Squeezed into a quiet section at the north end of the sprawling complex, past Uma Temakeria’s sushi hand rolls and the Cannibal’s butcher station, Corner Slice winks at pizza parlor nostalgists under its glowing neon signage. It drips with an earnest, old-fashioned aesthetic, staffed by friendly faces surrounded by towers of stacked pizza boxes waiting to be filled. The brothers Bergemann may get fancy with their market special slices, but they and their team make the mozzarella for their standard cheese pies fresh daily. Root beer flows freely on tap from a cheeky barrel keg stood upright behind the counter. Plunk a scoop of ice cream in the sweet suds for an excellent float ($6.50), or opt for other frozen treats like an affogato ($5.50) and tart lemon ice ($3). From the bakery side, there is babka-like semolina chocolate cake with a whisper of orange zest and a generously crumb-topped coffee cake (both $3.75).
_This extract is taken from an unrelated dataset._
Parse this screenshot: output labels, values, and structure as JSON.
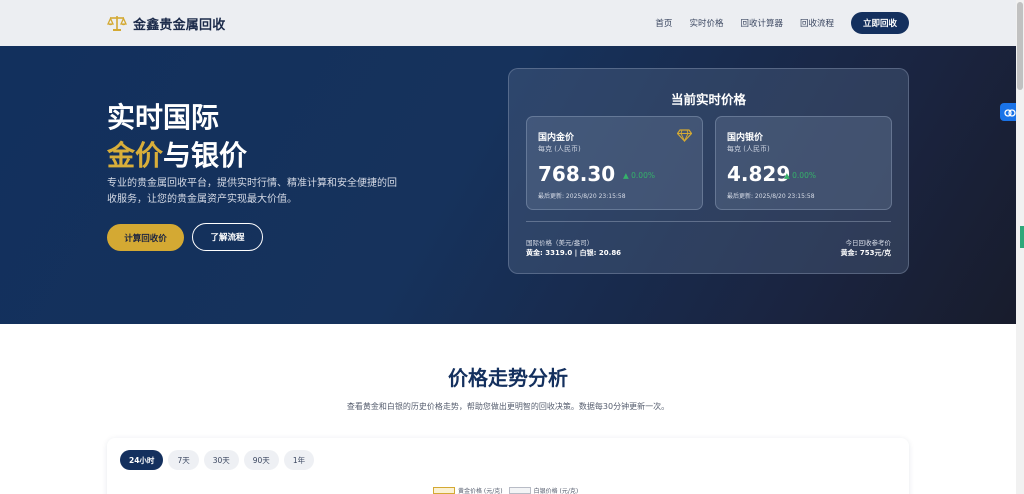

Corner Slice took over what was a Blue Bottle Coffee outpost, and Bergemann keeps the java flowing starting at breakfast, which is when rows of soft, olive oil–pistachio muffins, apple crostatas, and salami lard bread rule the display case. Another strong play is the breakfast sandwich ($6), a pile-on of scrambled eggs, zingy peppers, and lush mozzarella on a sesame semolina roll. Then there are Corner Slice’s lunchtime sandwiches ($11.50-$13), served on golden-brown focaccia that makes even a simple pairing of mozzarella and peppers sing. Leagues above your average gloppy, muddled parmigiana subs, Bergemann’s feature quality ingredients like grass-fed beef meatballs and intensely flavorful porchetta. If you’re lucky, your first bite will send a shiver across your palate as the tender meat and crackled pig skin melds with the briny slap of a bracing, anchovy-infused salsa verde. How two slices of bread can contain such a melee of flavors is anyone’s guess. So is how far Bergemann can take his four-sided gambit.
600 Eleventh Avenue, 212-956-9339
This article from the Village Voice Archive was posted on April 12, 2017